Reflections on the Readings
Second Sunday of Advent - December 6, 2009 Year C
By Dennis Hankins
..."And all flesh shall see the salvation of God." (Luke 3:6 RSV)
Today we light the candle of Peace. How humanity needs it. How improbable it seems. Yet there it is, piercing the darkness within and without, announcing that, "All flesh shall see the salvation of God."
It is John the Baptist's mission to prepare a people worthy to receive the One he proclaimed. He did so by inviting his listeners to receive the baptism of repentance for the forgiveness of their sins. He lived out his mission filled with humility toward the coming Prince of Peace explaining, "I am not worthy to unloose the straps from his sandals." (Mark 1:7)
We today, as John's followers did, must prepare ourselves if we are to receive him when he comes. In the Eastern Church Advent is known as the Little Lent. A time of Penance is encouraged during Advent in the parishes of the Roman Rite as well. It is because the King is coming. And if there is to be room in our hearts for him when he comes, we must prepare the way of the Lord; that we may be pure and blameless for the day of Christ.
Upon self examination, all of us would agree, there exists in each of us crooked paths that need to be made straight. Valley's needing to be filled up. Mountains of self exaltation, deceptive pride, and manipulative high handedness that needs to be brought low. And the rough spots, for we are all diamonds in the rough, must be made smooth. You see, the King is coming, and all flesh shall see the salvation of God. Every ounce of our being cries out to be filled with the fulness of God's salvation.
What about the inequity that is all around us? Matters of justice for the poor, the vulnerable, the forgotten. The distance between the haves and the have nots that screams for attention. The high mountains of bloated inconsideration for the multitudes living below, down in the valleys of inadequate housing, malnutrition, or not enough kerosene to keep warm during the cold winters. Every ounce of our being cries out with the prophet, make his paths straight, stop complicating things, fill up the valleys and bring down the mountains, the King is coming and all flesh deserves to see the salvation of God!
It is a beautiful thing when the crooked is made straight and the rough ways made smooth. Are we not called to bring peace and justice? The whole world yearns for the morning dew of peace and safety. Yet poverty and hunger, injustice and chaos prevails in too much of the world. But let us not give in to the status quo. With all that is within us let us proclaim the King who leads his Church in joy by the light of his glory with his mercy and justice for company; for God will show all the earth your splendor: you will be named the peace of justice, the glory of God's worship. (See Baruch Chapter 5)
How peace should radiate from deep within our heart, be visible upon our face. The nature and dignity of this peace is that it befriends the fatherless and the widow, embraces the orphan, protects and defends the amputee, regards the dignity and image of God in the riddled body of the AIDS patient. Witness the smile that spreads across the face of a weary soul, all because of the peace we shared out of the treasure of our heart. All because we chose to let nothing hinder us being the face of Jesus to that one who has never seen him.

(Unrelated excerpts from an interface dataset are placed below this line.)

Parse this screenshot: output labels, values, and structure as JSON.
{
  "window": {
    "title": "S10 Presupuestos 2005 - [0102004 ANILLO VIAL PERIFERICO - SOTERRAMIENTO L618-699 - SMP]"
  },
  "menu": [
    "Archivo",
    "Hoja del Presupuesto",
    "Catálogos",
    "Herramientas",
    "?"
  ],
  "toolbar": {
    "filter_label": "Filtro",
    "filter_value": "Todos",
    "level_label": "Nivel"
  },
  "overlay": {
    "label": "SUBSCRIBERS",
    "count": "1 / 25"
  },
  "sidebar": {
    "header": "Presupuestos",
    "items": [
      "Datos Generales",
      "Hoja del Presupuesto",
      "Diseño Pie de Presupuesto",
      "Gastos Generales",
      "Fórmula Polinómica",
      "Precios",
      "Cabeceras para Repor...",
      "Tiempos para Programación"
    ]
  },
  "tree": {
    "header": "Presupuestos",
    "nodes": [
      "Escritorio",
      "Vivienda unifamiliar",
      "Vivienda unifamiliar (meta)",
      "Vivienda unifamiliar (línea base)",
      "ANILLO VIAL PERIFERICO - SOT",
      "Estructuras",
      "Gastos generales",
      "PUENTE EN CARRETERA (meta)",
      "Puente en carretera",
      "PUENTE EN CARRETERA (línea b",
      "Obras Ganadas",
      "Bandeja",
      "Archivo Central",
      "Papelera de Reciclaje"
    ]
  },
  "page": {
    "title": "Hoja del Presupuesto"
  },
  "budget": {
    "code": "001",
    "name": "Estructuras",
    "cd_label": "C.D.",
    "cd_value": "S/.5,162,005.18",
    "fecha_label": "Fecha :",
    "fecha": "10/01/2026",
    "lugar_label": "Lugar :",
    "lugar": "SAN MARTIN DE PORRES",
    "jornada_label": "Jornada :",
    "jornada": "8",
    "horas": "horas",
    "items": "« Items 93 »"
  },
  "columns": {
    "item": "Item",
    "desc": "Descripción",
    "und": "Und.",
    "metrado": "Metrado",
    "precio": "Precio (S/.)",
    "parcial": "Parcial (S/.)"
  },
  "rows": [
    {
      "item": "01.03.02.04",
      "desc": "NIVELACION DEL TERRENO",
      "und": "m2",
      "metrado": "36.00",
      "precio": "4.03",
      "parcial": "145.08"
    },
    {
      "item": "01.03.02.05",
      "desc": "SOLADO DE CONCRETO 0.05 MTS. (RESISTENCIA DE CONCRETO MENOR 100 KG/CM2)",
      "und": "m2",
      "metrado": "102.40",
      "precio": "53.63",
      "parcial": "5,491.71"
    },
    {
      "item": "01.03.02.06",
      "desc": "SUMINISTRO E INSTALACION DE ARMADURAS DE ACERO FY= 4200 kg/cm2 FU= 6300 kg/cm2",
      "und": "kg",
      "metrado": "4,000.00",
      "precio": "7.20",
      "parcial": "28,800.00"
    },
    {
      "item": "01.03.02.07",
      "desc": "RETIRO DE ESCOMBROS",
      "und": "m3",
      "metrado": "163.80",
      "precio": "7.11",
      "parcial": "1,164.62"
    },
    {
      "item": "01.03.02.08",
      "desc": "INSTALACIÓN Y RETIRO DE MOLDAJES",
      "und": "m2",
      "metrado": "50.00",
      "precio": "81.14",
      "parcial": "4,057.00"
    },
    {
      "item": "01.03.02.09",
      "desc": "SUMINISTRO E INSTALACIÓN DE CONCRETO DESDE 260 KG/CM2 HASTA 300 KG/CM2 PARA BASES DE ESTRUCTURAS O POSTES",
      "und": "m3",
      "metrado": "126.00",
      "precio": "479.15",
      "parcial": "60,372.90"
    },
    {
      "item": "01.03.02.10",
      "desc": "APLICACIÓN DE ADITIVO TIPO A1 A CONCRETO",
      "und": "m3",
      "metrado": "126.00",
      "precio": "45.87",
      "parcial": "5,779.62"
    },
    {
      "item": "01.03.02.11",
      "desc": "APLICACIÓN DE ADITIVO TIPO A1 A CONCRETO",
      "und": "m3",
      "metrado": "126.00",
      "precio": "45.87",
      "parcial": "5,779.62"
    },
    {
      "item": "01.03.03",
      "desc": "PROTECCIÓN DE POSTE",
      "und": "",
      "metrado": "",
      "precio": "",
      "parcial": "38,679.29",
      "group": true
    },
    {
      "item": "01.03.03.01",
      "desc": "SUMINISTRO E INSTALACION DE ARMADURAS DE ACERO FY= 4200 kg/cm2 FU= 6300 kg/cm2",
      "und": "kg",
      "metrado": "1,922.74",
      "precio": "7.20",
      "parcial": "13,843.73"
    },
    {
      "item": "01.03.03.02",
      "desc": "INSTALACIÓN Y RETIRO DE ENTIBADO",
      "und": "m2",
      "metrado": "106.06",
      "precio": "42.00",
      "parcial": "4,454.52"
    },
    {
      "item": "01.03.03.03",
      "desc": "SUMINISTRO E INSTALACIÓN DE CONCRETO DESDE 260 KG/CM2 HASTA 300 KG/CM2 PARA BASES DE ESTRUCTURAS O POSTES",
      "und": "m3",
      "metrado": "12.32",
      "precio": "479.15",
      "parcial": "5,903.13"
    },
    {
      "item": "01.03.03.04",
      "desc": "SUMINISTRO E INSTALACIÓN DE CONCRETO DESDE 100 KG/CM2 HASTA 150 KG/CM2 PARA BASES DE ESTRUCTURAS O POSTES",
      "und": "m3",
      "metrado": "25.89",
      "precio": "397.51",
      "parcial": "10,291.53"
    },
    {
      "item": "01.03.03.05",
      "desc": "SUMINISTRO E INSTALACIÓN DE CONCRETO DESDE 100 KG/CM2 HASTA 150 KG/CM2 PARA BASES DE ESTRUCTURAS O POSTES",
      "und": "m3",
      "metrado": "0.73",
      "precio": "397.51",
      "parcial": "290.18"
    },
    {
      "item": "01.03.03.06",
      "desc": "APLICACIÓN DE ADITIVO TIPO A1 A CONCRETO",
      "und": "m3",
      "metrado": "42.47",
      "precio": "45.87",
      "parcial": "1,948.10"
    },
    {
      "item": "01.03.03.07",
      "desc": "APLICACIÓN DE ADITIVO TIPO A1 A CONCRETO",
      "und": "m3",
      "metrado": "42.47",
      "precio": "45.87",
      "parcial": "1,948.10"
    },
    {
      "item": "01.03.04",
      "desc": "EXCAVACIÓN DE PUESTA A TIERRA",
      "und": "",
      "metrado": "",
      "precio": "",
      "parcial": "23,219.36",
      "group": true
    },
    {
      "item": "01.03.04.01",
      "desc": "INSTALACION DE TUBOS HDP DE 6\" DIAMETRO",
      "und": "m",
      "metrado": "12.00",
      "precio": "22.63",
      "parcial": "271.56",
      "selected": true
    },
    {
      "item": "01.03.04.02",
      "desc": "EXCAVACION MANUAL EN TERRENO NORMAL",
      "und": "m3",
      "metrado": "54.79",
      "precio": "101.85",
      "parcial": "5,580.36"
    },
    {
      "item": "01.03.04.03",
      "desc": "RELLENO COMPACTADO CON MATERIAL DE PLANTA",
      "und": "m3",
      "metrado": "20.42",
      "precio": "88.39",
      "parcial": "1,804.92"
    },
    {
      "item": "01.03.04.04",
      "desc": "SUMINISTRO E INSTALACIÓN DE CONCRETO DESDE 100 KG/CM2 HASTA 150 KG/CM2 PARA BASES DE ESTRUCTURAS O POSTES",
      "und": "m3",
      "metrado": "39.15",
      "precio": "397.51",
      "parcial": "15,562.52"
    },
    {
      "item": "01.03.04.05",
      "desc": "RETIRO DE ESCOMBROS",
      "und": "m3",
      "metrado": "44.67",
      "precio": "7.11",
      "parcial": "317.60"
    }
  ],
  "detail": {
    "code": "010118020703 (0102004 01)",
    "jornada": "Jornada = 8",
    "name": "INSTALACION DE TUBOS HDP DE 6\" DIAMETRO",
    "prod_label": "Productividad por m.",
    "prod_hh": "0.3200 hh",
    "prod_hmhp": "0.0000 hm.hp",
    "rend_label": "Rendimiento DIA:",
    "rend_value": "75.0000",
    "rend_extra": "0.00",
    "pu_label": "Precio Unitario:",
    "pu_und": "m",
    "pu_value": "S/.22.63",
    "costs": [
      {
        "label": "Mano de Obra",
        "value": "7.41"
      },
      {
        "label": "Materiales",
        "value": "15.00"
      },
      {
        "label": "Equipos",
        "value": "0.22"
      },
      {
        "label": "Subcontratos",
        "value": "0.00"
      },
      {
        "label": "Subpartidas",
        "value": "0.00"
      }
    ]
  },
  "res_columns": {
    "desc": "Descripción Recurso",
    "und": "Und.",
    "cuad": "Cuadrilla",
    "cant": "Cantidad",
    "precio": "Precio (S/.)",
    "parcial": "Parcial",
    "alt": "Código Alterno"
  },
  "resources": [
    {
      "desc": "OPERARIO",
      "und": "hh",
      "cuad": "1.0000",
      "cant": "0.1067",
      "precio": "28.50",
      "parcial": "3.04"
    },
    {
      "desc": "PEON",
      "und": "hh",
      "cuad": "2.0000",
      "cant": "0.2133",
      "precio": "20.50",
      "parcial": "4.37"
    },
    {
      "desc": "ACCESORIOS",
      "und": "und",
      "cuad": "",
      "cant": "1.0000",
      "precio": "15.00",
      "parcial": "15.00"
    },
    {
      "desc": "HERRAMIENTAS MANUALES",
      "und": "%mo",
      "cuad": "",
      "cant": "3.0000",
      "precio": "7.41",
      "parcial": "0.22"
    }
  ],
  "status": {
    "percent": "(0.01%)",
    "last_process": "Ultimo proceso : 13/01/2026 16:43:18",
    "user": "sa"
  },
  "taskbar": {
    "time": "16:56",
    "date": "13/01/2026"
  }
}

This Sunday in Advent we learn that God's peace and justice is not stagnant, unmoved or detached. It is rather a drama filled with the inspiration of God's command that every lofty mountain be made low, and that the age-old depths and gorges be filled to level ground. This is the way the Kingdom advances and advances securely in the glory of God.
In ancient times much ado was made to welcome the king. Every effort was expended to make the processional route amiable to the occasion. How much more must we renew our commitment to removing every barrier to the King of Peace so that all may see him and receive him who is the very salvation of God.
Let us probe the bottomless depths of the meaning of Advent. Rather than Advent being an interlude to enable a jump start to Christmas, it is an opportunity to rid ourselves of every obstacle to the peace of God. Not hoarding this rich treasure for ourselves, but rather letting it have every conceivable entrance into our world. For this peace which passes understanding wills to capture the hearts and minds of each of us and our neighbor for Christ Jesus, until the glory of the Lord and his salvation shall cover the earth and all flesh see it together! (Philippians 4:7; Isaiah 40:5
Let us pray: Dear Father, pour out your Spirit upon all flesh, that we all may become evangelists of the Prince of Peace, until the whole world is crowned with the great salvation of God. Through Jesus Christ your Son, who lives and reigns with you and the Holy Spirit, now and forever. Amen.